* [DATA]:
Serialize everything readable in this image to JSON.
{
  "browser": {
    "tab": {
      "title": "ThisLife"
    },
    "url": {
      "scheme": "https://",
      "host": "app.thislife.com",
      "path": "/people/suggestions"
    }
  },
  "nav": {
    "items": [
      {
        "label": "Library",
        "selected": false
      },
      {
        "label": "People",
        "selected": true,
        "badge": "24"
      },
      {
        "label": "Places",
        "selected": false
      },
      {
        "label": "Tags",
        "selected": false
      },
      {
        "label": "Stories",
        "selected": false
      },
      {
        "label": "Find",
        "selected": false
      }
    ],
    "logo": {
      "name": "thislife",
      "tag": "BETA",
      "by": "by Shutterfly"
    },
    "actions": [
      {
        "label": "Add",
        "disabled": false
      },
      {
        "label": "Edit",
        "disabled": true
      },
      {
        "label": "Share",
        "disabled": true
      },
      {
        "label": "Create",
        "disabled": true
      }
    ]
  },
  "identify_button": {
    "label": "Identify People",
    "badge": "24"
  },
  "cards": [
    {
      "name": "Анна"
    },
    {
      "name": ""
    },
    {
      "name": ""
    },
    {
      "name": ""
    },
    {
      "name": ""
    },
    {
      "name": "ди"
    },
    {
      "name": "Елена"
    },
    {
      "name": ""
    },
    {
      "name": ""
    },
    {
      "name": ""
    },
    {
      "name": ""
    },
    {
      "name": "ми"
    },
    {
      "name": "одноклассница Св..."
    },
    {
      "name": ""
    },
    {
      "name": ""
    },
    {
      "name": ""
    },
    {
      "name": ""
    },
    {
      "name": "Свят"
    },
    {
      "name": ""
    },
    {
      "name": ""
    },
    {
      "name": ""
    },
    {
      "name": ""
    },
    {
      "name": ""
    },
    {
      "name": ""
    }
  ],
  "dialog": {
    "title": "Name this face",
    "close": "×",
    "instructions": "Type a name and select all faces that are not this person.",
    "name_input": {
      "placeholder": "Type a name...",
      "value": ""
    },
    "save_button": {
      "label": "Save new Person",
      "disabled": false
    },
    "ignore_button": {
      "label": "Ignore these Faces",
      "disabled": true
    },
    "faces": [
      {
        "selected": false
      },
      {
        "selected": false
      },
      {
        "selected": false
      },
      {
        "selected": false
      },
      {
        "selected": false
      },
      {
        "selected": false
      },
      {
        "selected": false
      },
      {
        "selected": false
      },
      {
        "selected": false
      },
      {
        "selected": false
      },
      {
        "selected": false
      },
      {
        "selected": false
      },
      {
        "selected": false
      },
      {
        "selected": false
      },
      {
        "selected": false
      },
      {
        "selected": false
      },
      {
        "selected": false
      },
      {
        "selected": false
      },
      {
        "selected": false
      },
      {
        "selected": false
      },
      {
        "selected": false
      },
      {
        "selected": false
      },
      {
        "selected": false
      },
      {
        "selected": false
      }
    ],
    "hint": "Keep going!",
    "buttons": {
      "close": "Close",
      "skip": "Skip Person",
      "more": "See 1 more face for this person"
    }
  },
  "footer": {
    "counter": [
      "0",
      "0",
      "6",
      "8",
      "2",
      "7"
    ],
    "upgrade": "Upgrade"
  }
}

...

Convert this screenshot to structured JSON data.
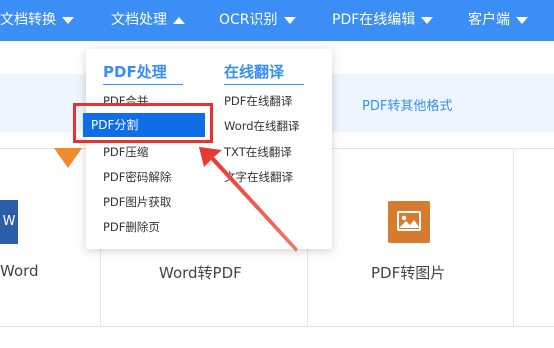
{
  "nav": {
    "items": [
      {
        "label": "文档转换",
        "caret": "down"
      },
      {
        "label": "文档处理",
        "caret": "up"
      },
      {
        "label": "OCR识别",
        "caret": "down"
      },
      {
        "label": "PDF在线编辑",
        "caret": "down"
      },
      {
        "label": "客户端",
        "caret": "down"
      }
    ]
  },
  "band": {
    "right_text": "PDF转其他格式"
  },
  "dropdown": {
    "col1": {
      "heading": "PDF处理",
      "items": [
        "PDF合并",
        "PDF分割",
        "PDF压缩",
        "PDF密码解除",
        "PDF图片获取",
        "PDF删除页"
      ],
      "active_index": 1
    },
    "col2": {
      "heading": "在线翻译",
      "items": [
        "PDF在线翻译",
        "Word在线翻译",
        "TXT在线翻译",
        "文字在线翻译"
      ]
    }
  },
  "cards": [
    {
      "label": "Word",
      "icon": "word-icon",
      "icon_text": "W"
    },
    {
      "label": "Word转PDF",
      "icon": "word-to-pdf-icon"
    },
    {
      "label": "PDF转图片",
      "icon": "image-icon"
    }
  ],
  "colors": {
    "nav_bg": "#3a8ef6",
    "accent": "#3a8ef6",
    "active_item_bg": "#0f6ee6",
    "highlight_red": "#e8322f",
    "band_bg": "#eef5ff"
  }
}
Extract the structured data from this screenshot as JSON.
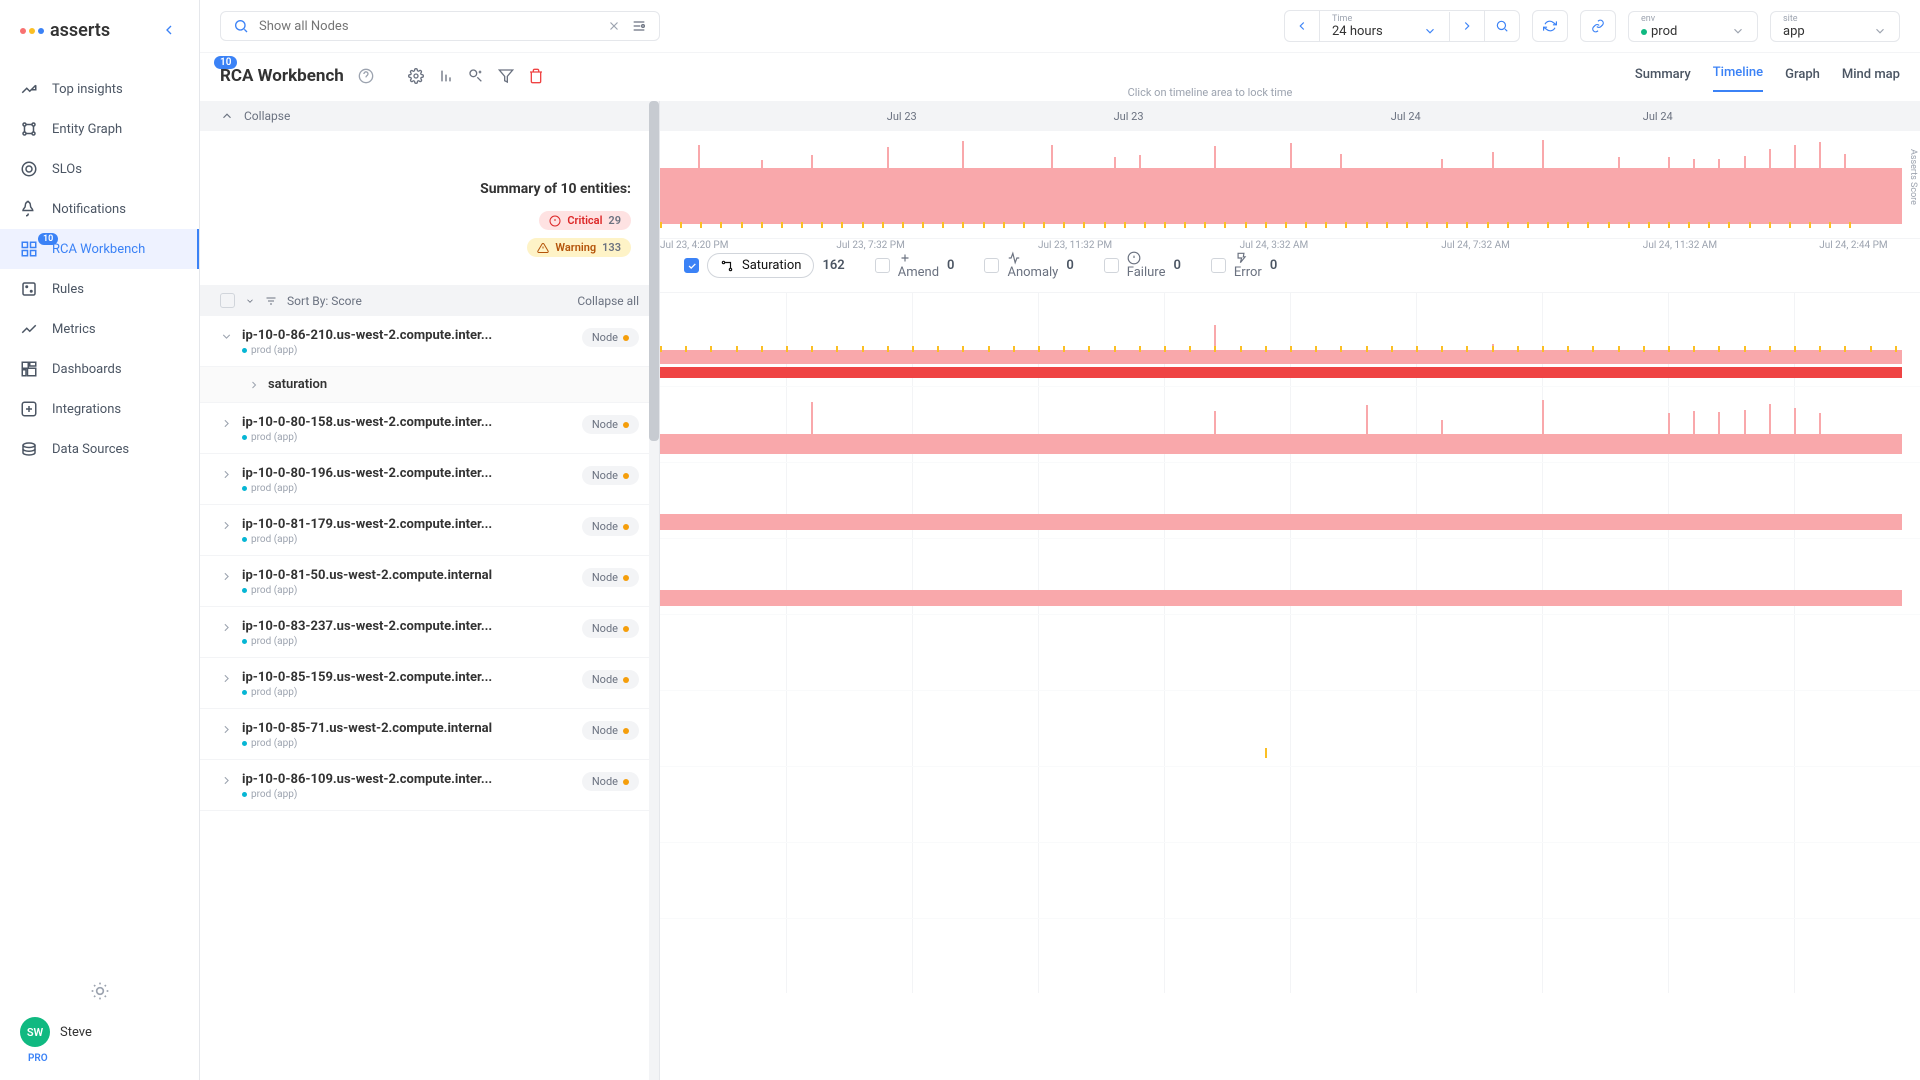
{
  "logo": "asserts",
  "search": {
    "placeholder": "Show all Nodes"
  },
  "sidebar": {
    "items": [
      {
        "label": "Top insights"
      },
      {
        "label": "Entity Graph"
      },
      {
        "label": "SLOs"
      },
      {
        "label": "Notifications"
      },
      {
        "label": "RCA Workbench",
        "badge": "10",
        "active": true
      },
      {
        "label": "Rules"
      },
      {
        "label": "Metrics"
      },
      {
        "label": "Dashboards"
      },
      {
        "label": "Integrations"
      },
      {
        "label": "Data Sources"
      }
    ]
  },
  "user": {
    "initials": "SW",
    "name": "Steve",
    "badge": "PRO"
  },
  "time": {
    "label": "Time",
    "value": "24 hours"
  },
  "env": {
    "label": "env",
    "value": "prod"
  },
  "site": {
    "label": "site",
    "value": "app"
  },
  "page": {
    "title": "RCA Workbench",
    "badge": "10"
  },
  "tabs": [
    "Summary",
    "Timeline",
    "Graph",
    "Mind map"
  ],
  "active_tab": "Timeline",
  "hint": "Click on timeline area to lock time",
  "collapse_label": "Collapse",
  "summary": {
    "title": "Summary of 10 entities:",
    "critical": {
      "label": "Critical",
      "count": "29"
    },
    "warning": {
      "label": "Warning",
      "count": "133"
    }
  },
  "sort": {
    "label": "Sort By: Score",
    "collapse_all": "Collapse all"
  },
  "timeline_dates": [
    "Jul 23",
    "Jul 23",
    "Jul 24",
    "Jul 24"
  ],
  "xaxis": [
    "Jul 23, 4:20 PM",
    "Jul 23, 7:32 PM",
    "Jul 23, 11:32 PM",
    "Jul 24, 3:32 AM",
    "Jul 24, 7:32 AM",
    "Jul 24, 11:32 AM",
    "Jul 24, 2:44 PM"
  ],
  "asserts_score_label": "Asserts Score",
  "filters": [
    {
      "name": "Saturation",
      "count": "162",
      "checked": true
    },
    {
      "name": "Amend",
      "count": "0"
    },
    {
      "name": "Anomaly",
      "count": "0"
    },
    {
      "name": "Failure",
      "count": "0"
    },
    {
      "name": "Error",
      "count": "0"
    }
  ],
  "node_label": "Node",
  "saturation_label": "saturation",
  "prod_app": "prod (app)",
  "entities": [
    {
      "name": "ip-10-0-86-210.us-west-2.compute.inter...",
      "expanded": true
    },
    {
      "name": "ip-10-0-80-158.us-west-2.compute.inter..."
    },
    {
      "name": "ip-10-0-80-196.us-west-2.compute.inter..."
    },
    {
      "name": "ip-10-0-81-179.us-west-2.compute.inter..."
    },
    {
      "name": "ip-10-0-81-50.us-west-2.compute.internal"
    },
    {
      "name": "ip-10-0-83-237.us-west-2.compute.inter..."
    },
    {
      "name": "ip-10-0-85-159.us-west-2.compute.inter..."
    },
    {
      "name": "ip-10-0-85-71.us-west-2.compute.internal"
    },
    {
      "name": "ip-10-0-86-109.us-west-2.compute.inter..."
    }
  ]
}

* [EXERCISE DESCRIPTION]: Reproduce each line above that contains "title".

* [YOUR SOLUTION]:
      "title": "ThisLife"
    "title": "Name this face",
    "title": "RCA Workbench",
    "title": "Summary of 10 entities:",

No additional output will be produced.